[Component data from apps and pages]
----------------

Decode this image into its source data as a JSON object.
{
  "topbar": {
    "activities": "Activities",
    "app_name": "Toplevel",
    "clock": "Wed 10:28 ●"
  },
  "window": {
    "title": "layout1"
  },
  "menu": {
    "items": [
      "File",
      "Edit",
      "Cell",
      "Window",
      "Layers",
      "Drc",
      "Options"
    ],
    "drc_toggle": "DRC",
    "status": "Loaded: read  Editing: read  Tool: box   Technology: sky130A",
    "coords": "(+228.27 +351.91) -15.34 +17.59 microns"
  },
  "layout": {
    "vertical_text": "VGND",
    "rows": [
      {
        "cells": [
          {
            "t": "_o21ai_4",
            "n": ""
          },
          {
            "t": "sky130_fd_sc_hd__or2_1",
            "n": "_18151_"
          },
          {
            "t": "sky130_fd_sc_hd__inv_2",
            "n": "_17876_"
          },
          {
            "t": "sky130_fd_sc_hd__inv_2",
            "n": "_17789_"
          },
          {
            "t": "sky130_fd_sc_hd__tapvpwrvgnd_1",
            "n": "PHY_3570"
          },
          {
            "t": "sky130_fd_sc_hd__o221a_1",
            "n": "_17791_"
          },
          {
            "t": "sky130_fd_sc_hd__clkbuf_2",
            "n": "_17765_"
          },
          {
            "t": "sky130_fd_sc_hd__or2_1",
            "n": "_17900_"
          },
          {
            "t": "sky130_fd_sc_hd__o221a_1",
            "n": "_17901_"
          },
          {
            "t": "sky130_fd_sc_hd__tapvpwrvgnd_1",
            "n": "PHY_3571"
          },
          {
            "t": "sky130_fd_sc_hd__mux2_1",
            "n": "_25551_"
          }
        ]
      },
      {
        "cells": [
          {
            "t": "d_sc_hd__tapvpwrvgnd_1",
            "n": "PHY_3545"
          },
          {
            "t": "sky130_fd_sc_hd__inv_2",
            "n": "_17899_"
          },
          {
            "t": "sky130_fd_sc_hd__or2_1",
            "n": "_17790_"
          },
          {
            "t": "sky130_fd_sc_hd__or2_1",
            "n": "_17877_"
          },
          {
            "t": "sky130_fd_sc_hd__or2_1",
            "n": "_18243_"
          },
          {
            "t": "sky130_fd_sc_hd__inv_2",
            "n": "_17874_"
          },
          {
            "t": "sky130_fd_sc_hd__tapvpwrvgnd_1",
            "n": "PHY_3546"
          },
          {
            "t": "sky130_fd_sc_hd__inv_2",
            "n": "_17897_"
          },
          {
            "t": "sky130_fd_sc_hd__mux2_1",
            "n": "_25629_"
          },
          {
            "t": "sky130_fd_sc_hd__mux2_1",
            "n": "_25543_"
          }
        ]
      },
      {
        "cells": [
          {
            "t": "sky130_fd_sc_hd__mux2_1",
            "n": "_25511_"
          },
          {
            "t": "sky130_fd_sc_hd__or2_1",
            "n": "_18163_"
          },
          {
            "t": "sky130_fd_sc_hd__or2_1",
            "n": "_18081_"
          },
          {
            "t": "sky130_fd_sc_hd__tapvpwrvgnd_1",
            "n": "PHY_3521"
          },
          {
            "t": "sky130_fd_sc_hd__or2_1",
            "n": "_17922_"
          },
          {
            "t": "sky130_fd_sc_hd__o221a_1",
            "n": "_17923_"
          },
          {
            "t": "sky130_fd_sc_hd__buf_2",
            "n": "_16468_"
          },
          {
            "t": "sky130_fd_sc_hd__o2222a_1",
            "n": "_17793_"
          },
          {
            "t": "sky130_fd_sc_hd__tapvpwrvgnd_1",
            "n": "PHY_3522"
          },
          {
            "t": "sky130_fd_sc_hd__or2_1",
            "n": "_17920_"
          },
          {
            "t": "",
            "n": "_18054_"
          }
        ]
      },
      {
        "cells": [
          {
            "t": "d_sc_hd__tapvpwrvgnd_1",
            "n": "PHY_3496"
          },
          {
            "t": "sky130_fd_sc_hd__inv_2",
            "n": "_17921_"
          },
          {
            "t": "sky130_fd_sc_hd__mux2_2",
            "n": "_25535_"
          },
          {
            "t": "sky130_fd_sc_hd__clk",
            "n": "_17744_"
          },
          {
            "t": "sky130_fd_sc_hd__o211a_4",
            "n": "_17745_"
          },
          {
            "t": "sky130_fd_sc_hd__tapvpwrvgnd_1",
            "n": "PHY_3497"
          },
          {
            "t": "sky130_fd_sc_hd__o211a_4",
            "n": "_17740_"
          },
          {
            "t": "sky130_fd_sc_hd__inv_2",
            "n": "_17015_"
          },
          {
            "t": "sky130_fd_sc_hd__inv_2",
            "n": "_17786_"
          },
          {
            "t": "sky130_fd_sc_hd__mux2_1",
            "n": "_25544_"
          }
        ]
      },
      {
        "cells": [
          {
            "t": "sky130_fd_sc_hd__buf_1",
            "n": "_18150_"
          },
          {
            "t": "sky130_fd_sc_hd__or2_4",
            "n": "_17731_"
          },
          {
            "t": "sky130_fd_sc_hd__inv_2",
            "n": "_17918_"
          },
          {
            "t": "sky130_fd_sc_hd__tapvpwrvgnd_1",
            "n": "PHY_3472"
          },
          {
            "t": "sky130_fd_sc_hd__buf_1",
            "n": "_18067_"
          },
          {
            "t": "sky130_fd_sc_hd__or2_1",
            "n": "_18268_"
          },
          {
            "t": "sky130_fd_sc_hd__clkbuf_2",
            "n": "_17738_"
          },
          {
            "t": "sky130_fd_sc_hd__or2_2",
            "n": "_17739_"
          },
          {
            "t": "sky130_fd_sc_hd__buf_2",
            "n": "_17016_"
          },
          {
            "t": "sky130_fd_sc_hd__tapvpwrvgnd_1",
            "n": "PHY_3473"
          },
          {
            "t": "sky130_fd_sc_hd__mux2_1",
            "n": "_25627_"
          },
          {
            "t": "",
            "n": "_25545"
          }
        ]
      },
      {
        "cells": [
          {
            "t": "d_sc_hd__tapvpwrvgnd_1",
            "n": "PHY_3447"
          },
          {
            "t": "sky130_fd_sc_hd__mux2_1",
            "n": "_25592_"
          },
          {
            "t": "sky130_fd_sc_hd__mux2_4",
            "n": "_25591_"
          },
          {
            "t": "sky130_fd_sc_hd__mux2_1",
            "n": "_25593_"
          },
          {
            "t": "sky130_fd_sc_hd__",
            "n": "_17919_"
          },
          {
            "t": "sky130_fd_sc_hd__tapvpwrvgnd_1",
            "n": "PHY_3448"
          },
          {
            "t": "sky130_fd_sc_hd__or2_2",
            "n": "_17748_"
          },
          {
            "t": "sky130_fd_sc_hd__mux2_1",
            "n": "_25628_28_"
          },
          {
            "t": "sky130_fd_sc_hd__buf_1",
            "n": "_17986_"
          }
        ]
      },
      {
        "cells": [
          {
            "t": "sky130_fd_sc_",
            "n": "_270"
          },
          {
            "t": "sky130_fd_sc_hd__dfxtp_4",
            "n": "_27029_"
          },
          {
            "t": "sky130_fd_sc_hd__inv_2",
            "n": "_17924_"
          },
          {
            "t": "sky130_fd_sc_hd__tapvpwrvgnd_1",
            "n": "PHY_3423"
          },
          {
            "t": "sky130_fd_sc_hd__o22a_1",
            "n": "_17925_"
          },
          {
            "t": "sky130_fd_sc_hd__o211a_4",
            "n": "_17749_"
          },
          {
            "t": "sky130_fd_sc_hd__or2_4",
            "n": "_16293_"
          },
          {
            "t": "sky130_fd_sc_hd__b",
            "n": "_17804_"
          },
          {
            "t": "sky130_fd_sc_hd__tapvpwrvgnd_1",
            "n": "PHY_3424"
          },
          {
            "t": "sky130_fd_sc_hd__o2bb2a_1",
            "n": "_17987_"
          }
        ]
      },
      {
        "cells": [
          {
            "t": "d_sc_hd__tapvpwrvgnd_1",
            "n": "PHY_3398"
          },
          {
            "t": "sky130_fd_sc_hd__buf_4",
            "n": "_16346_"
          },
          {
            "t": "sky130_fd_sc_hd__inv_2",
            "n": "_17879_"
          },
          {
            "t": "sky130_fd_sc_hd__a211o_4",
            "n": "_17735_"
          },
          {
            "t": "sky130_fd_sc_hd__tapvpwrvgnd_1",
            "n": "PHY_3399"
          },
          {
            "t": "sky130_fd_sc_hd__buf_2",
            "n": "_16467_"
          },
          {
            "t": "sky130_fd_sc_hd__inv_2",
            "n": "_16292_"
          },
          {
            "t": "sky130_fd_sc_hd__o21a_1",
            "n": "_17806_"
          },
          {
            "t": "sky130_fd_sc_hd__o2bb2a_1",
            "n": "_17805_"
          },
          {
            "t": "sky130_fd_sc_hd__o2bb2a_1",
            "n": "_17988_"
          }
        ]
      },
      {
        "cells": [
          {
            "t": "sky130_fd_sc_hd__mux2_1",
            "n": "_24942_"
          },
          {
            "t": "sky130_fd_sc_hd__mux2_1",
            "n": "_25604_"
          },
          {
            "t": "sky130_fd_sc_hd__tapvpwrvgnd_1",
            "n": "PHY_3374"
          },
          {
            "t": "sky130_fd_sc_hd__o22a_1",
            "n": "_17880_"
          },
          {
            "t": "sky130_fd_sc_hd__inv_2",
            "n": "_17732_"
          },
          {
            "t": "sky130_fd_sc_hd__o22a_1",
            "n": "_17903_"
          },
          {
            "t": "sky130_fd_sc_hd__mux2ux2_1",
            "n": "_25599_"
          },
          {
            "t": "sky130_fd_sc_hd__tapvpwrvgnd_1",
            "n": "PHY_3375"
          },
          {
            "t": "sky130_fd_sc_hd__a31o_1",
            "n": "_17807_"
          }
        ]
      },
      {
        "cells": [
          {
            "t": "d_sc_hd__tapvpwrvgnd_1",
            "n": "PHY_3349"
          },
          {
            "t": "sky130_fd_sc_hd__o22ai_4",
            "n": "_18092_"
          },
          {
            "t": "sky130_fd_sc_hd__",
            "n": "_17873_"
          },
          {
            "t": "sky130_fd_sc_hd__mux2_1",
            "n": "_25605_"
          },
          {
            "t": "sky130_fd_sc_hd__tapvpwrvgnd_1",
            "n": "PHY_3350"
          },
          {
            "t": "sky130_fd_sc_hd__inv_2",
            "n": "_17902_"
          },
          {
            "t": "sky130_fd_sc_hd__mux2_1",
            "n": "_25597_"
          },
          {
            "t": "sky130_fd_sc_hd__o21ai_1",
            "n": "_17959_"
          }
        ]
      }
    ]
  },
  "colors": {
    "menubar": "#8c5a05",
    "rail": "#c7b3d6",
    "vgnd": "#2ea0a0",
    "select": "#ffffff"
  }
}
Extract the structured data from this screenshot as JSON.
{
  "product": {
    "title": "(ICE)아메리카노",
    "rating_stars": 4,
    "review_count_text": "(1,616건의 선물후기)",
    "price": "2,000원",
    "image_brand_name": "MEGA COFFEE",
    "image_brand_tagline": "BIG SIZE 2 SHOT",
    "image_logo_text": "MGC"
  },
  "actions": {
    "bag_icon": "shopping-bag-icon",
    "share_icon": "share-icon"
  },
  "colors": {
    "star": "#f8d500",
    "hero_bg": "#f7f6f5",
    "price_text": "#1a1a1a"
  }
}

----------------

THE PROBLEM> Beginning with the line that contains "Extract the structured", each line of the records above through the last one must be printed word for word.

TASK ANSWER>
Extract the structured data from this screenshot as JSON.
{
  "product": {
    "title": "(ICE)아메리카노",
    "rating_stars": 4,
    "review_count_text": "(1,616건의 선물후기)",
    "price": "2,000원",
    "image_brand_name": "MEGA COFFEE",
    "image_brand_tagline": "BIG SIZE 2 SHOT",
    "image_logo_text": "MGC"
  },
  "actions": {
    "bag_icon": "shopping-bag-icon",
    "share_icon": "share-icon"
  },
  "colors": {
    "star": "#f8d500",
    "hero_bg": "#f7f6f5",
    "price_text": "#1a1a1a"
  }
}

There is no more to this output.